* Description of the task
Exact reproduction of all the data is required, with pictures excluded.

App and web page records
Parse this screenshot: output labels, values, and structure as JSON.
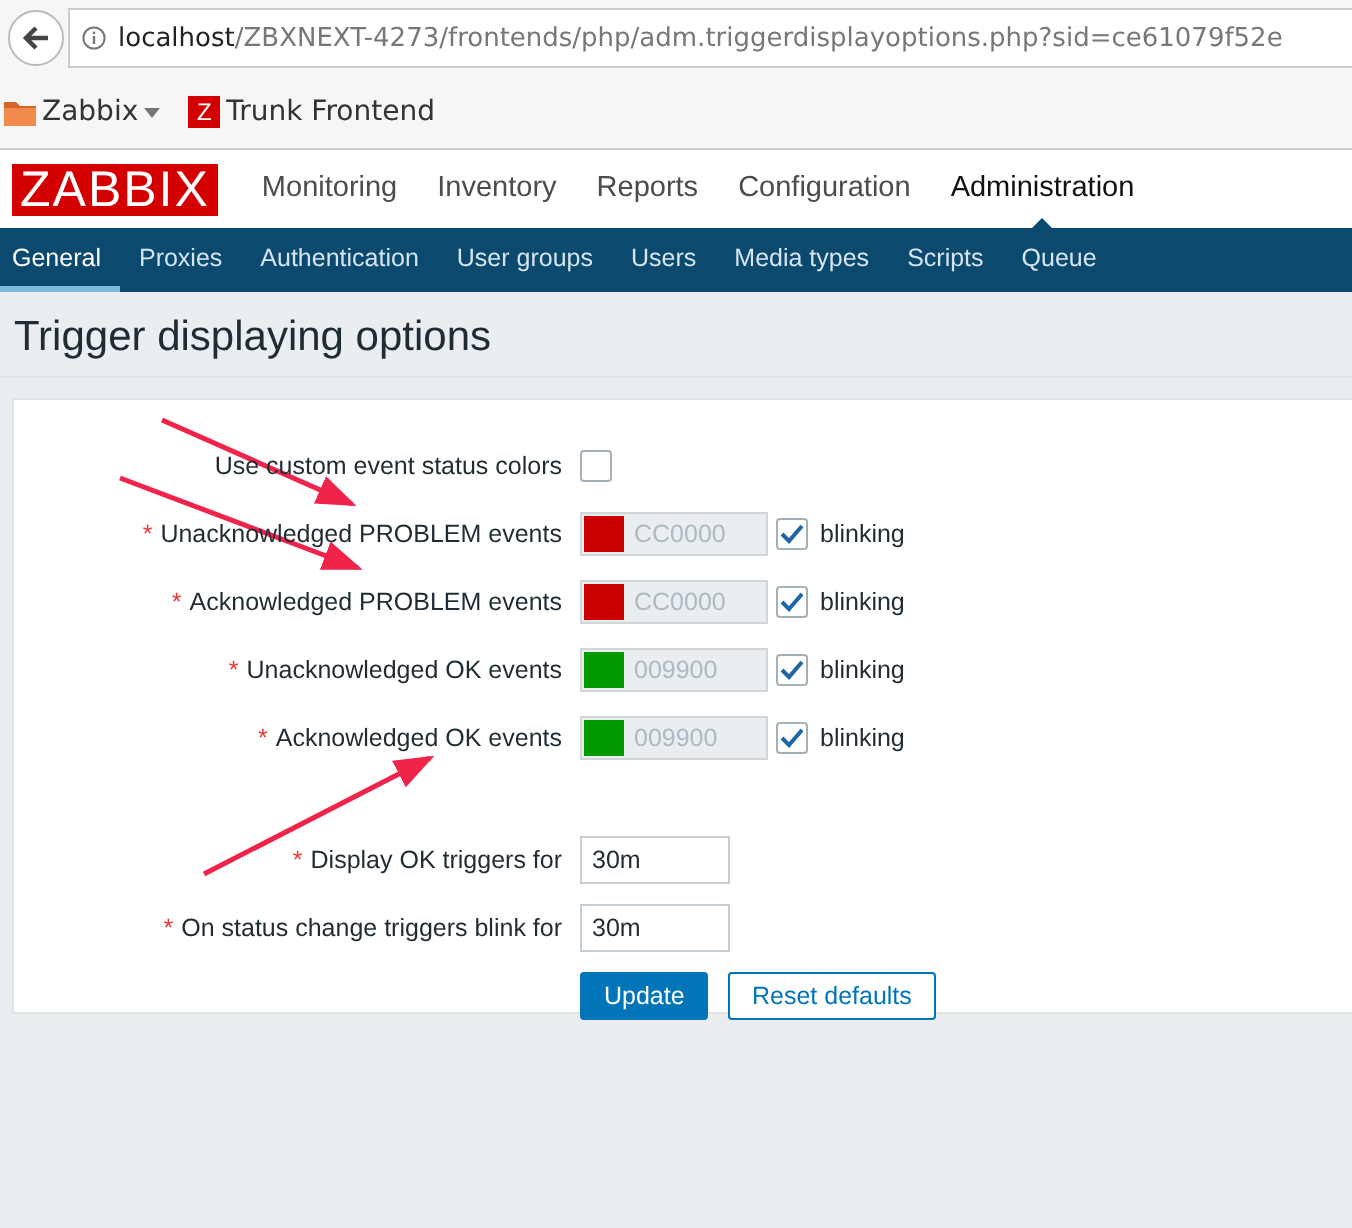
{
  "browser": {
    "url_host": "localhost",
    "url_path": "/ZBXNEXT-4273/frontends/php/adm.triggerdisplayoptions.php?sid=ce61079f52e",
    "bookmarks": [
      {
        "kind": "folder",
        "label": "Zabbix"
      },
      {
        "kind": "site",
        "icon_letter": "Z",
        "label": "Trunk Frontend"
      }
    ]
  },
  "header": {
    "logo": "ZABBIX",
    "menu": [
      {
        "label": "Monitoring",
        "selected": false
      },
      {
        "label": "Inventory",
        "selected": false
      },
      {
        "label": "Reports",
        "selected": false
      },
      {
        "label": "Configuration",
        "selected": false
      },
      {
        "label": "Administration",
        "selected": true
      }
    ]
  },
  "submenu": [
    {
      "label": "General",
      "selected": true
    },
    {
      "label": "Proxies",
      "selected": false
    },
    {
      "label": "Authentication",
      "selected": false
    },
    {
      "label": "User groups",
      "selected": false
    },
    {
      "label": "Users",
      "selected": false
    },
    {
      "label": "Media types",
      "selected": false
    },
    {
      "label": "Scripts",
      "selected": false
    },
    {
      "label": "Queue",
      "selected": false
    }
  ],
  "page_title": "Trigger displaying options",
  "form": {
    "custom_colors": {
      "label": "Use custom event status colors",
      "checked": false
    },
    "color_rows": [
      {
        "label": "Unacknowledged PROBLEM events",
        "required_mark": "*",
        "color": "#cc0000",
        "value": "CC0000",
        "blinking_label": "blinking",
        "blinking": true
      },
      {
        "label": "Acknowledged PROBLEM events",
        "required_mark": "*",
        "color": "#cc0000",
        "value": "CC0000",
        "blinking_label": "blinking",
        "blinking": true
      },
      {
        "label": "Unacknowledged OK events",
        "required_mark": "*",
        "color": "#009900",
        "value": "009900",
        "blinking_label": "blinking",
        "blinking": true
      },
      {
        "label": "Acknowledged OK events",
        "required_mark": "*",
        "color": "#009900",
        "value": "009900",
        "blinking_label": "blinking",
        "blinking": true
      }
    ],
    "time_rows": [
      {
        "label": "Display OK triggers for",
        "required_mark": "*",
        "value": "30m"
      },
      {
        "label": "On status change triggers blink for",
        "required_mark": "*",
        "value": "30m"
      }
    ],
    "buttons": [
      {
        "kind": "primary",
        "label": "Update"
      },
      {
        "kind": "secondary",
        "label": "Reset defaults"
      }
    ]
  }
}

* Answer to the exercise
Parse this screenshot: output labels, values, and structure as JSON.
{
  "browser": {
    "url_host": "localhost",
    "url_path": "/ZBXNEXT-4273/frontends/php/adm.triggerdisplayoptions.php?sid=ce61079f52e",
    "bookmarks": [
      {
        "kind": "folder",
        "label": "Zabbix"
      },
      {
        "kind": "site",
        "icon_letter": "Z",
        "label": "Trunk Frontend"
      }
    ]
  },
  "header": {
    "logo": "ZABBIX",
    "menu": [
      {
        "label": "Monitoring",
        "selected": false
      },
      {
        "label": "Inventory",
        "selected": false
      },
      {
        "label": "Reports",
        "selected": false
      },
      {
        "label": "Configuration",
        "selected": false
      },
      {
        "label": "Administration",
        "selected": true
      }
    ]
  },
  "submenu": [
    {
      "label": "General",
      "selected": true
    },
    {
      "label": "Proxies",
      "selected": false
    },
    {
      "label": "Authentication",
      "selected": false
    },
    {
      "label": "User groups",
      "selected": false
    },
    {
      "label": "Users",
      "selected": false
    },
    {
      "label": "Media types",
      "selected": false
    },
    {
      "label": "Scripts",
      "selected": false
    },
    {
      "label": "Queue",
      "selected": false
    }
  ],
  "page_title": "Trigger displaying options",
  "form": {
    "custom_colors": {
      "label": "Use custom event status colors",
      "checked": false
    },
    "color_rows": [
      {
        "label": "Unacknowledged PROBLEM events",
        "required_mark": "*",
        "color": "#cc0000",
        "value": "CC0000",
        "blinking_label": "blinking",
        "blinking": true
      },
      {
        "label": "Acknowledged PROBLEM events",
        "required_mark": "*",
        "color": "#cc0000",
        "value": "CC0000",
        "blinking_label": "blinking",
        "blinking": true
      },
      {
        "label": "Unacknowledged OK events",
        "required_mark": "*",
        "color": "#009900",
        "value": "009900",
        "blinking_label": "blinking",
        "blinking": true
      },
      {
        "label": "Acknowledged OK events",
        "required_mark": "*",
        "color": "#009900",
        "value": "009900",
        "blinking_label": "blinking",
        "blinking": true
      }
    ],
    "time_rows": [
      {
        "label": "Display OK triggers for",
        "required_mark": "*",
        "value": "30m"
      },
      {
        "label": "On status change triggers blink for",
        "required_mark": "*",
        "value": "30m"
      }
    ],
    "buttons": [
      {
        "kind": "primary",
        "label": "Update"
      },
      {
        "kind": "secondary",
        "label": "Reset defaults"
      }
    ]
  }
}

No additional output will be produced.